Forbes published its new list of 500 richest persons on Earth and suddenly there is a person I know. He had migrated to another country and thirty years ago he came to Israel to attend a family event. It was a very nice gesture from his part and I remember he brought me a nice present. I have only a blurred memory of him because I passed though those happy years in a state of low-level drunkenness.
That event is associated in my mind with a book with the improbable title of "How to miss everything in a world tour" or something to that effect, where the author decribes how - touring Egypt he missed the pyramids (he spent the time in a local bar), then how he missed the seven world wonders and arrived home with pleasant memories having seen none of the famous monuments. That was more or less my state of mind in those times, I was invited to luxurious parties and all I remember is the horrible sweetness of the wine served, the taste of the vodka Keglevich (a vomitable syropy concoction then popular in Israel) I used to smell of and so on.
I found a twin spirit learning blogger in World Drinking Tour . Lets quote him:
Aruba is not exactly what you'd call a beer destination. Like other Caribbean destinations, it's the land of fruity drinks and bland lagers. But that's ok. The local beer, Balashi, tastes pretty good when you're sitting on the beach. If you're going to have a couple of beers, I always recommend drinking local, so be sure to have a couple of Balashis. On the other hand, if you're going to have 11 or 12, then I'd recommend the Heineken (usually not my first choice ... but Heineken does encourage you to enjoy Heineken responsibly, which I think means that you can keep drinking it until you accidentally spill one)...This man, although only a beer aficionado, has travelled all over the world courageously exploring the drinking jungle, bringing us his first-hand report of cool, darkened bars we shall never know. I compare him to fearless explorers like Speke and Livingstone who discovered the sources of the Nile.
What else did I learn?
I learned about heretofore little known and mythical religions of the Indian subcontinent. Then again, perhaps the religion was not native to India, and had only been outsourced there ... that doesn't make it any less significant to the people who lost their religion because of this outsourcing, but I digress.
What was I talking about again?
The Drinking String. An inspiring religious tradition.
A group of young Indian men approached the hot tub, and one had a long string draped over his shoulder. Naturally we inquired about the string, and it was explained that it was of religious significance.

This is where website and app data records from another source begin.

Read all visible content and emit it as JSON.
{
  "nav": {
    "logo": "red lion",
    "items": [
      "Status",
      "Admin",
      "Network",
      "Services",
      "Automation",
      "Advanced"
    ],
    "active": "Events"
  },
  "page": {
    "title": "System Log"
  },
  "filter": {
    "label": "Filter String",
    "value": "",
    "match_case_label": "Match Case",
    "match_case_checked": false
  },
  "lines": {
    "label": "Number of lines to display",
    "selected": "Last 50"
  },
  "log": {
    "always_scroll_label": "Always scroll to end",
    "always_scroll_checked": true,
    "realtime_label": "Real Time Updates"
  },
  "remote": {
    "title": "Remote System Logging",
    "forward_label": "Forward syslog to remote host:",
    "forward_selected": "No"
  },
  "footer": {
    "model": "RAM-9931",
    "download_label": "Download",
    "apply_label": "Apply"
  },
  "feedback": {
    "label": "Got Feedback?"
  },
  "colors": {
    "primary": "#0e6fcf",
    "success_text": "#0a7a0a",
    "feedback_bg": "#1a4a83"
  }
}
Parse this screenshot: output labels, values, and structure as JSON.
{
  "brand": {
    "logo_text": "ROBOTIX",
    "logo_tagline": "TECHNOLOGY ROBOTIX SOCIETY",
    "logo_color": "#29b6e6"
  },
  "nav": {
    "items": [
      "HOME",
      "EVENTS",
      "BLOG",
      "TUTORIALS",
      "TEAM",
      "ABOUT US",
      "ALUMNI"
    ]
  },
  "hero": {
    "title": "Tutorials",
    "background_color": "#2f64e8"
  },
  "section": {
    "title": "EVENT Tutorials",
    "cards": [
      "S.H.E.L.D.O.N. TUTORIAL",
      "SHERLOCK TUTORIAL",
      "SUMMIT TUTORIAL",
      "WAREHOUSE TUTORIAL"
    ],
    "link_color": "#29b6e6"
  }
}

The young man's religion did not allow him to buy alcoholic drinks. However, when he wore the drinking string, we was able to accept drinks purchased by others.
Last, but not least, if you're in Aruba, you might as well ride the Kukoo Kunuku party bus (pic) one night. Where else will they take you to a bar where they still play "Where the f#*$ is Alice"?